Indigenous students are matching their love of football with the love of learning.
The Michael Long Learning and Leadership Centre – named after the legendary Indigenous Territory footballer – has had many successes since it opened in 2015.
More than 700 students from 21 remote communities have taken part in the centre’s leadership program.
But the organisation is not resting on its laurels and has launched a new program focused on education leading to a job.
The original leadership program harnesses the power of football to inspire students to attend school and make good behavioural choices.
It focuses on 12–13-year-old students with a strong emphasis on the importance of completing secondary education.

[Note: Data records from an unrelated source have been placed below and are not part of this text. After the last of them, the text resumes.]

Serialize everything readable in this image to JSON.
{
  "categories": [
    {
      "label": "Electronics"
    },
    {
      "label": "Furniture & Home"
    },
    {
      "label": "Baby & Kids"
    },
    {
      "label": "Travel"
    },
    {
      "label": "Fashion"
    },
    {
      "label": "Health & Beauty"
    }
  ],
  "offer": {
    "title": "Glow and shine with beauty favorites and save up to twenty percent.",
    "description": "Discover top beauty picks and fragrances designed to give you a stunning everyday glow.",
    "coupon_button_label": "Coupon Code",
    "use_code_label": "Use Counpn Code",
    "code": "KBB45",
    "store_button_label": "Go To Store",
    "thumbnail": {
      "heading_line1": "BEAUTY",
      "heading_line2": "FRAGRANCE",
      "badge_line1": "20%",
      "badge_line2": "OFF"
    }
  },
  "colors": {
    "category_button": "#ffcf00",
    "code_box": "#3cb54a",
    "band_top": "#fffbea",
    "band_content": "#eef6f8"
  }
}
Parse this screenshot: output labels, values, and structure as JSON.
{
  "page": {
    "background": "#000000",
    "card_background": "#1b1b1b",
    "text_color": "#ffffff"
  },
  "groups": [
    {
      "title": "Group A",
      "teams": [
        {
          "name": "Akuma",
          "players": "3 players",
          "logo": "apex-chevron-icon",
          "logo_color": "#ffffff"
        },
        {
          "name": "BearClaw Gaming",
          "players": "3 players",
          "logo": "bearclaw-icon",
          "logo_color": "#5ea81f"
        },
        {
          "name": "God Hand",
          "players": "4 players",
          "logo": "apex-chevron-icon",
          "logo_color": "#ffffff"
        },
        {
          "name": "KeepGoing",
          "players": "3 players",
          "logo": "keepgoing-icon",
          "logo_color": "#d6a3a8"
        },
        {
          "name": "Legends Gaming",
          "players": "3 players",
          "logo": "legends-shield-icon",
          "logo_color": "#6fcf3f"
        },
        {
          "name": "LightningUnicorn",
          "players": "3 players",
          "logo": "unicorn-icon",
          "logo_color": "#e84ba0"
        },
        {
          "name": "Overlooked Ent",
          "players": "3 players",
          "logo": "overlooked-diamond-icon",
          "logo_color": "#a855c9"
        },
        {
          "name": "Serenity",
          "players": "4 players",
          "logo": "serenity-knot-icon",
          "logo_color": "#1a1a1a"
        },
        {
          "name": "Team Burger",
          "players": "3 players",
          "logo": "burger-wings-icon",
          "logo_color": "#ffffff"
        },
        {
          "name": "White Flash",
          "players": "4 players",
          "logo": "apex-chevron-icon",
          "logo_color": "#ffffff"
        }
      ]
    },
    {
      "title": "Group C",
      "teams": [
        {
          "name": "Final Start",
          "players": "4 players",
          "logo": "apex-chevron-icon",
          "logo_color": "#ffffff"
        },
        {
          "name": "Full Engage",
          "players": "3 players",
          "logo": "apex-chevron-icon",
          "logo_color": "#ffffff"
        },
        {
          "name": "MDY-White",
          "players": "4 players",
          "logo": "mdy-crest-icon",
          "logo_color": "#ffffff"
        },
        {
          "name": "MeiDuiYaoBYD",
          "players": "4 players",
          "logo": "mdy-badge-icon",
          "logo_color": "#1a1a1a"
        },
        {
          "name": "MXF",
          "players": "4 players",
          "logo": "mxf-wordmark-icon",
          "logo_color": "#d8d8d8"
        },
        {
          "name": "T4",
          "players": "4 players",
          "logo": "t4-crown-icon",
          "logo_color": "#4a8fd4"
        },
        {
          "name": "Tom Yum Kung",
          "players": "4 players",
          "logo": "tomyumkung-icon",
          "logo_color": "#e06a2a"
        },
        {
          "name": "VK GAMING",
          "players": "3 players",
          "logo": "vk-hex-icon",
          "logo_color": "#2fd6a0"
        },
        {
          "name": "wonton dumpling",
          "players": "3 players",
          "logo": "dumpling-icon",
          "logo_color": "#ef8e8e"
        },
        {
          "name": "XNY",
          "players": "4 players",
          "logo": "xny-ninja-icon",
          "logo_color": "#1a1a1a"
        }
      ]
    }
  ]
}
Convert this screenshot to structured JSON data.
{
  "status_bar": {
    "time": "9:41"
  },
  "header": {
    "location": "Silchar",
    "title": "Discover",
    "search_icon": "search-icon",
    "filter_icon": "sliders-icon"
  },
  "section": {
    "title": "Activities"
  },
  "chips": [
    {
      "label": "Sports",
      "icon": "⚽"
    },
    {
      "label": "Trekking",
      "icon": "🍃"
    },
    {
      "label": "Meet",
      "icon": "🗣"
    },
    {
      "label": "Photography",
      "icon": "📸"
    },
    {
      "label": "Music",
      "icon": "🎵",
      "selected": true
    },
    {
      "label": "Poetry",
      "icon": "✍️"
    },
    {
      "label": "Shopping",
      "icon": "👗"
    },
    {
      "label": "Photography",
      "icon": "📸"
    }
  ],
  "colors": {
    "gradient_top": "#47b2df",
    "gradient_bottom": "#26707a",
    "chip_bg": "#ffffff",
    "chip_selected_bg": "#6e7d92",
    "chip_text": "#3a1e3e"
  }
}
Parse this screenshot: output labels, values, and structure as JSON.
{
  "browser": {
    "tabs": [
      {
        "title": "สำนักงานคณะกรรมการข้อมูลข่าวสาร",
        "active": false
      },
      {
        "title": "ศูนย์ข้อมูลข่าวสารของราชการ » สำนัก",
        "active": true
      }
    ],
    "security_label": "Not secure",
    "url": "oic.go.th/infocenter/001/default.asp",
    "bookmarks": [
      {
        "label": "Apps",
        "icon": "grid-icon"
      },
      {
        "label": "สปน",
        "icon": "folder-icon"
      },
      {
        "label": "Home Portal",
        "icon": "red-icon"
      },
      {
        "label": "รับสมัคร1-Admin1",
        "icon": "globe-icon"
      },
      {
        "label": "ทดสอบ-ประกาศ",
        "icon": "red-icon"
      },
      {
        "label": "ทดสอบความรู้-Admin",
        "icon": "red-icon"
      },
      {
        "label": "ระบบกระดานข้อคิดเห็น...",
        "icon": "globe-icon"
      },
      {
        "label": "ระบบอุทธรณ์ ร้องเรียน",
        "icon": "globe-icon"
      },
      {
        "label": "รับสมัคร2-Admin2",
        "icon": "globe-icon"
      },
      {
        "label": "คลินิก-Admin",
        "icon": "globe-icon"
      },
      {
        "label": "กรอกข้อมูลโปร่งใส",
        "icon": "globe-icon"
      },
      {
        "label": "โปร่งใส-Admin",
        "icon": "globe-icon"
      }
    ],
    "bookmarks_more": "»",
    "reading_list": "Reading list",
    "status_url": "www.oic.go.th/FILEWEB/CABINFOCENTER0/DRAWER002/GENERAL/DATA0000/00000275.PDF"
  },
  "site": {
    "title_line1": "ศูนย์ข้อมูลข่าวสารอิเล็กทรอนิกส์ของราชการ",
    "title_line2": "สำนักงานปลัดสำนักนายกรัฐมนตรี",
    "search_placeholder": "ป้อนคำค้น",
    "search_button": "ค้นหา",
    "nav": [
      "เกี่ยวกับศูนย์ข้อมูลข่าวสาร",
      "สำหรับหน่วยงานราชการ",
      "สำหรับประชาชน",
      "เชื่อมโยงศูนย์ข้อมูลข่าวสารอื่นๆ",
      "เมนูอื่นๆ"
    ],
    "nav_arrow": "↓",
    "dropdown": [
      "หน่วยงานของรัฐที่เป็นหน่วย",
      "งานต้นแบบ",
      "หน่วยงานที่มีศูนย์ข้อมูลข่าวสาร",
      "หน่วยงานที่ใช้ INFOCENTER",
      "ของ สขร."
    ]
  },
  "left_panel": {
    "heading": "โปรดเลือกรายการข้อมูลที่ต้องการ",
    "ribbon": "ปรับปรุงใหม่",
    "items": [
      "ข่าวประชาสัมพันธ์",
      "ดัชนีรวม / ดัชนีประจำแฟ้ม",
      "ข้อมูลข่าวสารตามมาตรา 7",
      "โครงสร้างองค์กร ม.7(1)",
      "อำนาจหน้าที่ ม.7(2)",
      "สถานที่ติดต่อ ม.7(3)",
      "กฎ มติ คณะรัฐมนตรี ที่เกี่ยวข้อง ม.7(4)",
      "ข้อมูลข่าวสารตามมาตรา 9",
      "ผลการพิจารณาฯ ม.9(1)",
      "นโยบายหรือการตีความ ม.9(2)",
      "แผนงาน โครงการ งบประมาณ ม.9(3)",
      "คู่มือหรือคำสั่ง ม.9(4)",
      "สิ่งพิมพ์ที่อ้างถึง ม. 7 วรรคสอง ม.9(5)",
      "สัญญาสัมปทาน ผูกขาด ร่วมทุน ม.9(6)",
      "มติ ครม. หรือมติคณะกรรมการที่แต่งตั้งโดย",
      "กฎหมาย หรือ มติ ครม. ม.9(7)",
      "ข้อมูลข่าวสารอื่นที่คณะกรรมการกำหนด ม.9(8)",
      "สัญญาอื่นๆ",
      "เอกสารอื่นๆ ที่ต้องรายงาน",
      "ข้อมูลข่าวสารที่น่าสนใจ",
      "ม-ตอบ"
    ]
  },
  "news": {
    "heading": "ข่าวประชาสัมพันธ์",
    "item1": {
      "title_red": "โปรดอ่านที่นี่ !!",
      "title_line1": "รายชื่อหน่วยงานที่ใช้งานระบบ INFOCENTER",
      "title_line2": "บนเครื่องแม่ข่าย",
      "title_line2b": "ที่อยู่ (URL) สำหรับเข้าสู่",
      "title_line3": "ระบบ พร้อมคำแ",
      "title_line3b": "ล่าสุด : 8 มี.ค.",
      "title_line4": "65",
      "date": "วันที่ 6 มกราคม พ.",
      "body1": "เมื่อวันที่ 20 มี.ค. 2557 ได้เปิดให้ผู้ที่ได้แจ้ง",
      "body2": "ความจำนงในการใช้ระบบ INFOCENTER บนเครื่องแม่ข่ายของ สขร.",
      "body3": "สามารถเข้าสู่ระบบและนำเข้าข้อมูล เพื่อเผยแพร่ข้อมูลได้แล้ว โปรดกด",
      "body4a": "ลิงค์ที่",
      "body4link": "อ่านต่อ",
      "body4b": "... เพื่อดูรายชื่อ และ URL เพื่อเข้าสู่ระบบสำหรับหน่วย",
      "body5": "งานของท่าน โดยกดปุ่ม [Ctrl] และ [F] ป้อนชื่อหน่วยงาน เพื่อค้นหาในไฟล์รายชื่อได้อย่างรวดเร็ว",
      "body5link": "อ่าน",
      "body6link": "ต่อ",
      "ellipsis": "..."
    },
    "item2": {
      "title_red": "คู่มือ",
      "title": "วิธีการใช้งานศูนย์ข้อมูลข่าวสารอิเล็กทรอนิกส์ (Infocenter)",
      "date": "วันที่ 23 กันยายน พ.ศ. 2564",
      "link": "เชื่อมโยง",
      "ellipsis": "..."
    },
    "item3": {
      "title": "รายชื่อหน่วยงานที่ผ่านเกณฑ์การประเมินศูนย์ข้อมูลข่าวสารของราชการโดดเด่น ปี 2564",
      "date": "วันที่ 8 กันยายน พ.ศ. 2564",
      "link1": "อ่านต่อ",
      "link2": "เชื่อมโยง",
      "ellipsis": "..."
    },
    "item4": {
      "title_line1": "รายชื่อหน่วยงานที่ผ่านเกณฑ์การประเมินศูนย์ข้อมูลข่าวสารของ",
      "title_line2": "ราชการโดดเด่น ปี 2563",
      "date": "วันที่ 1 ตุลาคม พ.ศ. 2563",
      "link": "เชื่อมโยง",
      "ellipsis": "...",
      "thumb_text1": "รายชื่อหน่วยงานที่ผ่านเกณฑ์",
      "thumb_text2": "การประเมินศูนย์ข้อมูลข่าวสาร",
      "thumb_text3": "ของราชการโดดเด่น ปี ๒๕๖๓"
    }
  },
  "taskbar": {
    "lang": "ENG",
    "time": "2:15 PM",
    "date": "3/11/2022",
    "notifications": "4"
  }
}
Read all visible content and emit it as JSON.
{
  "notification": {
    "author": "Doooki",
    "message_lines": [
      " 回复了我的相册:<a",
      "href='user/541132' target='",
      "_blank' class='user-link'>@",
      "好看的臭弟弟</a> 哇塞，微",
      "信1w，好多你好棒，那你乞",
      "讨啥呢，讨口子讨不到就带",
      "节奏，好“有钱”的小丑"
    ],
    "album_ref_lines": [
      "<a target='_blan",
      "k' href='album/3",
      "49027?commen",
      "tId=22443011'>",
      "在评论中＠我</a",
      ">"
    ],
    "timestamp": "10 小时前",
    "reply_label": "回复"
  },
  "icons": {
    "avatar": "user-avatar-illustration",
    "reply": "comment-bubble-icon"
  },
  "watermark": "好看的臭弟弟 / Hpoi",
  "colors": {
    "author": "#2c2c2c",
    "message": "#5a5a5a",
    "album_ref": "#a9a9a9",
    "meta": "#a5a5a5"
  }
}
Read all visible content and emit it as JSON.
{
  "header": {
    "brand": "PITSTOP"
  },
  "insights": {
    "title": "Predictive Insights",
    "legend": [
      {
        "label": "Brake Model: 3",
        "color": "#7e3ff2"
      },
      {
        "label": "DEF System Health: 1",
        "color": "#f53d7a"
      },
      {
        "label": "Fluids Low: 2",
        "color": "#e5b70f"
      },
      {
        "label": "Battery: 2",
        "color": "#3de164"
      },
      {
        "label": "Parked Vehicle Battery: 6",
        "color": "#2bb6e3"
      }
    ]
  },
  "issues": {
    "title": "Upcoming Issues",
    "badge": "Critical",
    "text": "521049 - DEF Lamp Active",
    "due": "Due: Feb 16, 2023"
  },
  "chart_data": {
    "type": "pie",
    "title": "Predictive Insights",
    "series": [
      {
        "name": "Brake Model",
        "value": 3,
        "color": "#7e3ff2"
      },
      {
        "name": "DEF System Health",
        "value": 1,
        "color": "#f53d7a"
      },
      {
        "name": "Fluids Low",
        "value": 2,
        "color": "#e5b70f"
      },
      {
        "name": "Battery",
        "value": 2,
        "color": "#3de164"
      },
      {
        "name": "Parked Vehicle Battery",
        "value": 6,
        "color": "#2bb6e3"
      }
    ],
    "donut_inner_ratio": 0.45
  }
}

Students engage in football-themed literacy and numeracy sessions daily throughout the program, and experience a range of team-building and leadership exercises.
There is an expectation that students will continue to role-model this leadership to their peers after returning to their communities, further enhancing the reach and impact of the program.
The new five-day program is based on the core elements of what has proved a successful model but will focus on the Employment Pathways Curriculum for students aged 14-17.
Twelve boys and girls attending the new-look program are from Borroloola school.
Centre programs manager Rychelle Vines said the program would link school to work.
“The aim is to help the students grow in confidence and motivation, and to make school relevant to work.”
The initiative is funded by McArthur River Mine, which is also the platinum sponsor of the Skills, Employment and Careers Expo, run by the Department of Trade, Business and Innovation.
Students will engage in job-readiness lessons, including telephone skills, occupational health and safety requirements, resume writing before applying to complete an introduction to work experience at AFLNT, NORFORCE and Aboriginal Broadcasting Australia.
They are also touring Charles Darwin University and going to Parliament House to meet Cabinet Minister Gerry McCarthy, who was principal of their school for six years.
The students – who were chosen by Borroloola school based on their good attendance and behaviour – will wrap up the new leadership program by attending the Skills, Employment and Careers Expo, which is run by the Department of Trade, Business and Innovation.
The expo has been travelling the Territory and ends at Darwin Convention Centre – 8.30am-2.30pm on Friday and 9am-1pm on Saturday.
Entry is free.
For more information on the Skills, Employment and Careers Expo, visit skillsemploymentexpo.nt.gov.au